Open Source Forum Shootout - Phorum

In part 2 of this multi-parter, I'll be looking at open source forum solution Phorum. Just as before, I'll cover Ease of Installation, Features, Extensibility and Themes.

So, let's get started!

Phorum currently is at version 5.2.7, and unlike some other forum solutions, has a requirement for PHP 5.2 and MySQL. 5.0. The required version numbers of these packages might make it difficult for people to use Phorum reliably in some hosting environments, but quite frankly I don't blame the developers for moving on from the very old versions of PHP.

Ease of Installation

Once you've downloaded the Phorum package, the installation process proceeds roughly as follows:

  • Extract the package.
  • Set up a new database for Phorum, with full read/write access.
  • Edit include/db/config.sample.php, adding your new database details, save as include/db/config.php.
  • Phorum database configuration
  • Browse to /admin.php in your new Phorum installation to complete the install. Follow the instructions on that page.
  • Set up the Modules you want switched on from the start.

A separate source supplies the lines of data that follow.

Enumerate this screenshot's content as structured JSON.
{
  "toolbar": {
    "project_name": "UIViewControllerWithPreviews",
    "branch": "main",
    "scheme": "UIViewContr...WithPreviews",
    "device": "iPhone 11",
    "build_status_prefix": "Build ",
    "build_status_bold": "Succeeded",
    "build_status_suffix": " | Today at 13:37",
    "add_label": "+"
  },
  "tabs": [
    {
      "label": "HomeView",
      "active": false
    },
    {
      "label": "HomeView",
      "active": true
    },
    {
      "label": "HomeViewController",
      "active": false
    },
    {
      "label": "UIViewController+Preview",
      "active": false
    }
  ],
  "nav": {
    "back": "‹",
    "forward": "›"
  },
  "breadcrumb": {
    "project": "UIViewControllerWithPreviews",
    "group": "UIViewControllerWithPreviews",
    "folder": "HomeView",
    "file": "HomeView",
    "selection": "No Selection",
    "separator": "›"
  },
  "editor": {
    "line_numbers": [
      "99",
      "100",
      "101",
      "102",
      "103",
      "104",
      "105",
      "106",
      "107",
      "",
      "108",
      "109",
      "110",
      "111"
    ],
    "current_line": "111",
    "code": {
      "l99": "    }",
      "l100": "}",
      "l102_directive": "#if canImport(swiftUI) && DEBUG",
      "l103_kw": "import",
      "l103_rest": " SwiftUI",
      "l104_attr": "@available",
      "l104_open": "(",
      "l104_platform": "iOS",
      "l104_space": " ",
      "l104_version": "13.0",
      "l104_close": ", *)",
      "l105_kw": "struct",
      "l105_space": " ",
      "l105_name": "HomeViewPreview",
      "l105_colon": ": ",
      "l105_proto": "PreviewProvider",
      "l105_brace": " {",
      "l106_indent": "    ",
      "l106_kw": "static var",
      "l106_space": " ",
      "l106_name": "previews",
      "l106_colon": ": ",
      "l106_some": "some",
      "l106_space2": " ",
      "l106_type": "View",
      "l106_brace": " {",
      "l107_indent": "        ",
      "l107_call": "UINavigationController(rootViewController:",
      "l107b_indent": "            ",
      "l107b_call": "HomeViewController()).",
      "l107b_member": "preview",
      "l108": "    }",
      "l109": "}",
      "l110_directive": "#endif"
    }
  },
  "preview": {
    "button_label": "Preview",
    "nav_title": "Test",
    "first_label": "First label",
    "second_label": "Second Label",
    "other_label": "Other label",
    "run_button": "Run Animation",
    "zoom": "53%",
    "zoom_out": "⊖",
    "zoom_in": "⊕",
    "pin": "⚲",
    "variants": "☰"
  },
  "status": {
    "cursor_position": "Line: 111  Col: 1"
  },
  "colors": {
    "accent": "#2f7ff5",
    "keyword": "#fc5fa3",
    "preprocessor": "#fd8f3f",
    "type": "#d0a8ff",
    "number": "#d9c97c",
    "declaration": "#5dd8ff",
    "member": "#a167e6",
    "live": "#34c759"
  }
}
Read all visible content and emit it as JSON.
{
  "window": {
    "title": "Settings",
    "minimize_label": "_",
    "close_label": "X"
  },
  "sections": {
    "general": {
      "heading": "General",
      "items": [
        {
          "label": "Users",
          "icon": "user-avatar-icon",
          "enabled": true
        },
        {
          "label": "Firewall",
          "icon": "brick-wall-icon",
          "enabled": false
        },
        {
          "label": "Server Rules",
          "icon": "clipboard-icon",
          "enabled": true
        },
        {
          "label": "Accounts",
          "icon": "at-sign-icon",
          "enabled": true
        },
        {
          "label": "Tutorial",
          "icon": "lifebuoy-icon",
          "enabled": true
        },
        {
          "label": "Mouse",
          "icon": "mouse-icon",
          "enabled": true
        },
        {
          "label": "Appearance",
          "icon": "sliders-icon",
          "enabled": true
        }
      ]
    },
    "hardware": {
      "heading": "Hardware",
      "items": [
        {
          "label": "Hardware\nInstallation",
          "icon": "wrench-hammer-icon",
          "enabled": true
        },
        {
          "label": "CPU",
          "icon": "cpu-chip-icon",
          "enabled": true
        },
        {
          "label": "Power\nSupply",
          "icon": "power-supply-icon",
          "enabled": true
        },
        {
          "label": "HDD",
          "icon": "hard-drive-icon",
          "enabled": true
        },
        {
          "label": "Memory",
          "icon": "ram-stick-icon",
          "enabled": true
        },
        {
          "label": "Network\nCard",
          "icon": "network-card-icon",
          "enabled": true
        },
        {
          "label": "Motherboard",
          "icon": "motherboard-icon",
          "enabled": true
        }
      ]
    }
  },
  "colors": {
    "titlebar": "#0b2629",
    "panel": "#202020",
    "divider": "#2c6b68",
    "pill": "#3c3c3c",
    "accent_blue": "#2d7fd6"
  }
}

Once that is complete, Phorum is installed and you can start using it and altering the settings from the admin interface.

The installation process here is pretty standard and is on par with competitors. There is an inevitable step of having to edit a configuration file, but this is standard practice across the range and shouldn't be an issue if you have done similar web application installs before.

Ease of Installation Score: 6/10


In terms of features, Phorum tries to be fairly light, but offer modules as a solution to get advanced features. The features included as part of the core Phorum package include:

  • Forum categories, as well as multiple subforum levels.
  • RSS
  • Signatures
  • Private messaging

Interestingly, there are quite a few features that are usually found as part of a core package that don't make an appearance in Phorum. These features include support for avatars and even BBCode. While some of these modules do ship with the base package and are easy enough to apply, it does seem interesting that BBCode in particular is excluded from the base. Without either the BBCode or HTML modules, posts in the forum will be formatting-free.

Nevertheless, there are a decent set of modules which do allow these core functions to be extended, which is what I will discuss in a moment.

Features Score: 3/10


As I've mentioned earlier, Phorum uses a Modules system to provide extensibility to the software. Phorum actually ships with several modules as part of the base package, which allows you to get access to just the features you want.

Phorum Module Settings page screenshot

The number of modules available from the Phorum team is pretty good, and cover many more advanced or obscure features that a forum administrator might want. There is a complete list of official modules available on their Development site.

As well as those official ones, third-party developers are also free to add functionality in the form of Modules, and there is a whole forum dedicated to listing those third-party modules.

In my opinion, having a good plugin system is absolutely vital for any forum system. No package will ever provide all the features a certain community will want, and the lack of a plugin system ends up with people performing ugly hacks to the core source code.

From what I have seen of it, Phorum's module system seems as good as anyone's.

Extensibility - 8.5/10


Another big thing is of course, themes. Few people will be willing to stick with whatever ships as default with their software.

Phorum uses a simple HTML-based templating system, which makes it relatively easy for people familiar with making web pages in HTML and with a little experience of working with templating systems to make templates.

It also ships with three templates by default, which are located in the templates/ folder. Thanks to the simple templating language, it is fairly simple again for anyone familiar with HTML to customise these templates to make them unique enough to use to build your own site.

Phorum header.tpl file screenshot

For a completely different look, there are also complete community-built templates that you can download from this forum on Phorum's site.

I found that locating third party templates wasn't quite as easy than, say, phpBB, mostly due to the smaller user base. Nevertheless, from a technical point of view, the templating system is probably superior to that of phpBB and it is a lot easier to jump in and understand.

Themes - 6.5/10


Phorum looks like a serious contender to the likes of phpBB. Unlike bbPress, it is stable, has a much larger user base, but still brings a decent plugin architecture and clean core to a forum solution.

There are some situations where you might not want to go with Phorum, particularly if you want to have some of the more advanced forum features working right out of the box, but for many purposes I would definitely recommend Phorum.

I'm going to give Phorum a 7 out of 10 score overall. It will get the job done and give you the features you might need thanks to Modules, but I don't think it particularly brings anything highly special and unique to the table.

Avatar for peter Peter Upfold -

Peter Upfold is a technology enthusiast from the UK. Peter’s interest in Linux stems back to 2003, when curiosity got the better of him and he began using SUSE 9.0. Now he runs Linux Mint 9 on the desktop, runs a CentOS-based web server from home for his personal website and dabbles in all sorts of technology things across the Windows, Mac and open source worlds.

Home » Articles »

Discussion: Open Source Forum Shootout - Phorum

  1. bill (guest)

    # Posted on 30 May 2008 at 05:04 PM

    What about integration with CMSes, e.g. Joomla? That can be a do-or-die 'feature'

Home » Articles » Open Source Forum Shootout - Phorum